Activity
Show each line from the listing that includes the word "sRGB".

Data section
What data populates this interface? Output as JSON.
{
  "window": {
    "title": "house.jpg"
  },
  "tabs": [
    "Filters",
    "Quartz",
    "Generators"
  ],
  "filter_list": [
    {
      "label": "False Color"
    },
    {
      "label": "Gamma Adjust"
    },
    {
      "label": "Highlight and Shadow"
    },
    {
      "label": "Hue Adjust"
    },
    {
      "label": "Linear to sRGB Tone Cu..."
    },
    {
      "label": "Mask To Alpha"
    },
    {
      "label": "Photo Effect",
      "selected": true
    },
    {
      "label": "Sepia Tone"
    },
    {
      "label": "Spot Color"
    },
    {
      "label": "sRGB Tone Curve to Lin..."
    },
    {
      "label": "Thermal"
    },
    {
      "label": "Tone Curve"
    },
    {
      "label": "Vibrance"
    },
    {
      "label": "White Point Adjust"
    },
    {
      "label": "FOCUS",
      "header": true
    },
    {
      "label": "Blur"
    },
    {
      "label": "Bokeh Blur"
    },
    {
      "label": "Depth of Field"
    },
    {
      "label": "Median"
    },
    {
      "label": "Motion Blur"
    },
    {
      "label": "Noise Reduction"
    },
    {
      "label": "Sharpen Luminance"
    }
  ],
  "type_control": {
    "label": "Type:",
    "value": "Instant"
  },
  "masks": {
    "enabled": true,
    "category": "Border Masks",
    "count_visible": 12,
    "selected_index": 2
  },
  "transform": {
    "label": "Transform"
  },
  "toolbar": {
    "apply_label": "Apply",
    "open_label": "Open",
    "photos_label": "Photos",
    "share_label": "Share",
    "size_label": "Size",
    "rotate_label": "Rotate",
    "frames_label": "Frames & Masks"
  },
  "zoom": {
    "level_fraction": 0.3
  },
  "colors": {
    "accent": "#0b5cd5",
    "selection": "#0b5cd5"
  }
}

Written solution
      "label": "Linear to sRGB Tone Cu..."
      "label": "sRGB Tone Curve to Lin..."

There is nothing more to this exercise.